Flavoured hookahs are not safer than cigarettes, can lead to heart attack and stroke

Hookah smoking,Cigarette smoking,health

The debate on whether smoking a cigarette or hookah is more harmful for health has been an endless one. However, researchers may have finally found an answer to the same. Researchers at the University of California, Los Angeles, have found that smoking hookah for 30 minutes resulted in the development of cardiovascular risk factors similar to that of cigarette smoking, thereby implying that smoking hookah is more hazardous to one’s health.

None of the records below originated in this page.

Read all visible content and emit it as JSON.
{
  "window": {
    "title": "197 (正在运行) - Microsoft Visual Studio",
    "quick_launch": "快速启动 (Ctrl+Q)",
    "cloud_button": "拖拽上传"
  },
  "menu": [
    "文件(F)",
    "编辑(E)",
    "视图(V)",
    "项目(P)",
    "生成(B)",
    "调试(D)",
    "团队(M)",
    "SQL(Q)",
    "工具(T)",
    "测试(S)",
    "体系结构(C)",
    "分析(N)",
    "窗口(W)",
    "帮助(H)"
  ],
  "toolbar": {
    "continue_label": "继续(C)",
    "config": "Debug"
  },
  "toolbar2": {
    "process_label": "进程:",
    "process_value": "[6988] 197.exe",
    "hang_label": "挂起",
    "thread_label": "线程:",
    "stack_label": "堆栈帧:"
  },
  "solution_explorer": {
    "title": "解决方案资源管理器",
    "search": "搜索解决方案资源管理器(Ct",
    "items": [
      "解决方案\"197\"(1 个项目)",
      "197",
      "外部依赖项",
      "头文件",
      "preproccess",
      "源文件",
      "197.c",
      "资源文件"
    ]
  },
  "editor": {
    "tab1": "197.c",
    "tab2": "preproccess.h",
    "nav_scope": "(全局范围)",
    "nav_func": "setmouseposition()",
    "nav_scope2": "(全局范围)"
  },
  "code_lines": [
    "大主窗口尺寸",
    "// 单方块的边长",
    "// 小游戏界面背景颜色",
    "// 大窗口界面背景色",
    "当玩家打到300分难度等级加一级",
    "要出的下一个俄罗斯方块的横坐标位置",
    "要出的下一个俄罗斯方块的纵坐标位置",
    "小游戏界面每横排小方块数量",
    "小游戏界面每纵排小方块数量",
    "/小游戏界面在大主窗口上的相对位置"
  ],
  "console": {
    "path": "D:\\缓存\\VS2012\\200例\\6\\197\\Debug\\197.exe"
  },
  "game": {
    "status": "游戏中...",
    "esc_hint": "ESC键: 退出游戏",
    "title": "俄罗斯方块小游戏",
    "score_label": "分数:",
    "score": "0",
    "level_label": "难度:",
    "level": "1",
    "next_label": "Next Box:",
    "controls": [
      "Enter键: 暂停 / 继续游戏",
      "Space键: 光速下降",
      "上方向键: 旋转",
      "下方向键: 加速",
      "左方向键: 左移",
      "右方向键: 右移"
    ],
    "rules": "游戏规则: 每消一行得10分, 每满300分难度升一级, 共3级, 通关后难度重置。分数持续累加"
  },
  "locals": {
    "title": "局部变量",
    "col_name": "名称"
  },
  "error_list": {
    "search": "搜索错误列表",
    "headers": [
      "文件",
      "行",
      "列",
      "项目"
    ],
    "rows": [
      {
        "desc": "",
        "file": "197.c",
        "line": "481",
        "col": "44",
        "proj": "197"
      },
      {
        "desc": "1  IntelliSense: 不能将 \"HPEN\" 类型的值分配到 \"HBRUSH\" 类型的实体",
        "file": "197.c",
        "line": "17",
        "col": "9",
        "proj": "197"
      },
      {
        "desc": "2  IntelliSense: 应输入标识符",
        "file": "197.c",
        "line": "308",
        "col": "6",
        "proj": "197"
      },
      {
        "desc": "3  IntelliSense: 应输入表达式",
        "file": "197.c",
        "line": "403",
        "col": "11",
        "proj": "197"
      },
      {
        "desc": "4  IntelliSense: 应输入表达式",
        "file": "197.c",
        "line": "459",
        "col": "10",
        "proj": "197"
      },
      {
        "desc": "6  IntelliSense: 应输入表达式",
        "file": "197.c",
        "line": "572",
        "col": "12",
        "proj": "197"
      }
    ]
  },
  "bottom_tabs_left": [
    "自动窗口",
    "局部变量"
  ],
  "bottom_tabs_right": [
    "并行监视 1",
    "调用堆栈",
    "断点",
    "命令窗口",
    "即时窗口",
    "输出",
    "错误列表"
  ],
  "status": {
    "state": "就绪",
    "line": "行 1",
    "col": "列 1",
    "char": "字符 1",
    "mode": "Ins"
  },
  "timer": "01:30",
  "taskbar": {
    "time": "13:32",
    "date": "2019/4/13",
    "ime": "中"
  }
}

They measured heart rate, blood pressure, arterial stiffness, blood nicotine and exhaled carbon monoxide levels in 48 healthy, young hookah smokers before and after 30 minutes of smoking. It was found that a single session of hookah smoking increased heart rate by 16 beats per minute and blood pressure; and significantly increased measures of arterial stiffness, a key risk factor in the development of cardiovascular conditions such as heart attack or stroke.

The increase in arterial stiffness was comparable to data seen from cigarette smokers after smoking a cigarette. “Our findings challenge the concept that fruit-flavored hookah tobacco smoking is a healthier tobacco alternative. It is not,” said Mary Rezk-Hanna, a lead researcher.

Studies revealed that as cigarette usage continues to decline, hookah smoking is rising, especially among college students. “We know that flavoured tobacco products are frequently the first kind of tobacco product used by youth,” Rezk-Hanna said. “One of the major issues with hookah is the fact that the tobacco is flavoured with fruit, candy and alcohol flavours, making hookah the most popular flavoured tobacco product among this audience,” she added.

Stiffening of arteries and the aorta are important signs of progression of hypertension, which raises the risk of heart attacks, stroke and other cardiovascular disorders. Despite these effects, hookah smoking remains more popular, due to marketing efforts as well as social trends.

The study appears in the American Journal of Cardiology.